Within weeks, not a soul remained in the 2,000-year-old village. “In one moment we became refugees.” Within one year, the majority still living on the land that became Israel became a minority denied of the right to the land.
Large holes were pierced in ceilings and floors to render the abandoned village inhospitable. The Odehs never returned to live; no one did. But the Liftawis never turned their back on their dream of coming back home.
Odeh brushes the rosy limestone. Being a refugee is often to live in exile out of one’s soul, but not for him. “I’ll never forget nor forgive until I regain my right to be free in Lifta, in Palestine.”
Year after year on “Naqba Day” (May 15), Palestinians demonstrate their aspiration to what they insist is their “undeniable right of return”. Refugees hold up symbols of keys of long-lost homes.
According to the United Nations Relief and Works Agency (UNWRA), there are now more than four million registered refugees scattered across the Middle East, in protracted limbo.
To most Israelis, the historical demand is deemed an “existential threat”. Compliance to the “right of return” would destroy their state from within, they counter, for the absorption of millions of Palestinians would irrevocably alter its Jewish majority.
Odeh would like to reassure them. “There’s enough place for Muslims, Jews, and Christians. We must live together – like our grandfathers lived together.” Some hope the spectre of such sentimental one-state solution will eventually prompt Israel to negotiate a political two-state solution, and Palestine to absorb the bulk of the refugees.
Odeh personifies the forlorn history of his people. Soon after their forced displacement, his father died “of a broken heart”. The family resettled in east Jerusalem.He worked as a film librarian in Kuwait, studied law in Beirut, became a militant for the Popular Front for the Liberation of Palestine. He was 27 when Israel conquered east Jerusalem.
Back home, he resisted the occupation. Sentenced in an Israeli court to three consecutive life terms for “terrorist activities”, in 1985, he was liberated in a prisoners’ exchange.
Now a human rights activist, he’s a self-appointed custodian of the village memory.
Heaven for homeless hippies by choice, haven for soldiers on furlough in search for serenity, Lifta is one of the last empty villages standing after the 1948 war.
Five hundred such Palestinian villages were then destroyed.
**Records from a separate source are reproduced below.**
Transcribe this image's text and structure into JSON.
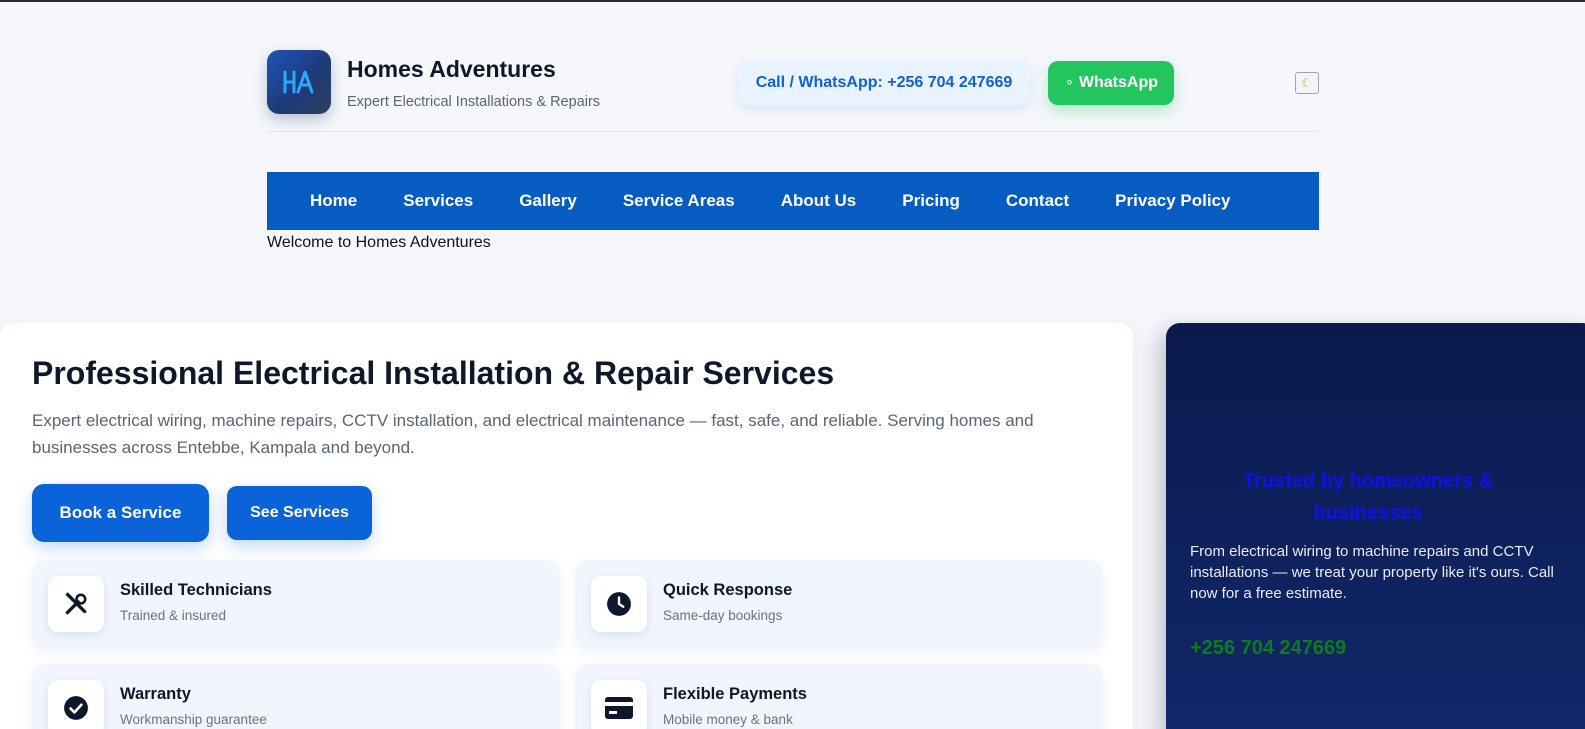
{
  "header": {
    "logo_text": "HA",
    "brand_name": "Homes Adventures",
    "tagline": "Expert Electrical Installations & Repairs",
    "call_label": "Call / WhatsApp: +256 704 247669",
    "whatsapp_label": "WhatsApp",
    "whatsapp_icon": "whatsapp-icon",
    "theme_toggle_icon": "moon-icon"
  },
  "nav": {
    "items": [
      {
        "label": "Home"
      },
      {
        "label": "Services"
      },
      {
        "label": "Gallery"
      },
      {
        "label": "Service Areas"
      },
      {
        "label": "About Us"
      },
      {
        "label": "Pricing"
      },
      {
        "label": "Contact"
      },
      {
        "label": "Privacy Policy"
      }
    ]
  },
  "welcome": "Welcome to Homes Adventures",
  "hero": {
    "title": "Professional Electrical Installation & Repair Services",
    "description": "Expert electrical wiring, machine repairs, CCTV installation, and electrical maintenance — fast, safe, and reliable. Serving homes and businesses across Entebbe, Kampala and beyond.",
    "book_label": "Book a Service",
    "see_label": "See Services",
    "features": [
      {
        "title": "Skilled Technicians",
        "subtitle": "Trained & insured",
        "icon": "tools-icon"
      },
      {
        "title": "Quick Response",
        "subtitle": "Same-day bookings",
        "icon": "clock-icon"
      },
      {
        "title": "Warranty",
        "subtitle": "Workmanship guarantee",
        "icon": "check-circle-icon"
      },
      {
        "title": "Flexible Payments",
        "subtitle": "Mobile money & bank",
        "icon": "credit-card-icon"
      }
    ]
  },
  "trust": {
    "title": "Trusted by homeowners & businesses",
    "description": "From electrical wiring to machine repairs and CCTV installations — we treat your property like it's ours. Call now for a free estimate.",
    "phone": "+256 704 247669"
  },
  "colors": {
    "primary": "#075cc1",
    "button": "#0a63d8",
    "whatsapp": "#22c55e",
    "dark_card": "#0b1a4e"
  }
}
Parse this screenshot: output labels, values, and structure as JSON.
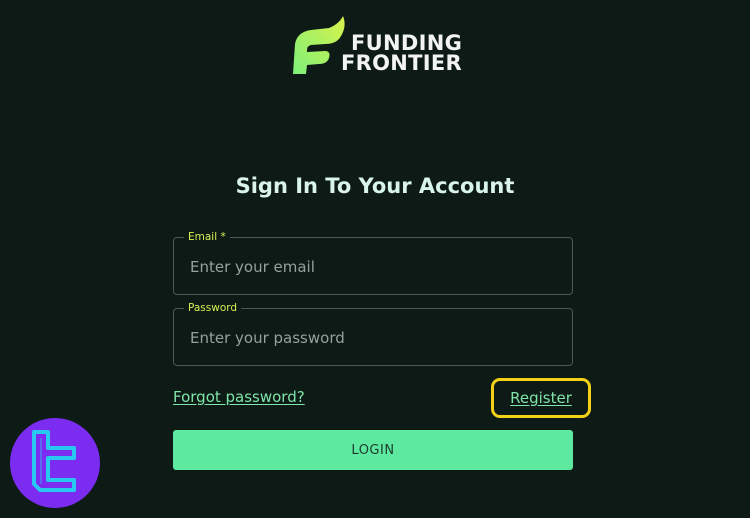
{
  "brand": {
    "line1": "FUNDING",
    "line2": "FRONTIER",
    "logo_icon": "f-flame-icon"
  },
  "form": {
    "title": "Sign In To Your Account",
    "email": {
      "label": "Email *",
      "placeholder": "Enter your email",
      "value": ""
    },
    "password": {
      "label": "Password",
      "placeholder": "Enter your password",
      "value": ""
    },
    "forgot_label": "Forgot password?",
    "register_label": "Register",
    "login_label": "LOGIN"
  },
  "watermark": {
    "icon": "tc-badge-icon"
  },
  "colors": {
    "background": "#0d1a16",
    "accent": "#5de9a0",
    "label": "#d8f050",
    "highlight": "#f2d117",
    "badge": "#7b2cf0"
  }
}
What usually remain are terraces, mildewed stones and weeds marking forsaken graveyards, aging fig trees grown wild, prickly pears and wailing walls.
Following Odeh in the footstep of his roots to the doorstep of a roofless memory, the visitor won’t escape the utter beauty, the dignity that the place exudes; the scars that nature has inflicted with time; the infringements of the modern city; the nostalgia of paradise lost.
Odeh sighs, “I remember how I’d go catching my mother’s dress…”
In 1959, the coveted piece of real estate was decreed a natural reserve. Wanting to emulate the preserved village of Ein Hod now home to an Israeli artistic community, Israel Lands Authority urban planners tried to develop Lifta into a luxury neighbourhood.
But former dwellers backed by Israeli human rights organisations appealed to the District Court. In February, the plan was shelved – for now.
“We want to preserve Lifta as is, to renovate it as historical museum open for all,” insists Odeh. “Why do they want to destroy this cultural heritage – to build villas? Lifta must be kept as eyewitness.”
While Israelis treat Palestinian memory as a security hazard, Palestinians mourn their loss; glorify their memory; yearn to resuscitate a utopian past.
“Palestinians, Christians, Jews, Muslims, it’s not important. What matters is to put an end to the occupation, create one democratic state,” Odeh says. And, in a murmur: “History won’t forever go in the wrong direction.”
History sometimes stutters, but Israelis won’t allow it to repeat itself.
Meanwhile, Odeh returns to his home, a few kilometres away from “home”. (END)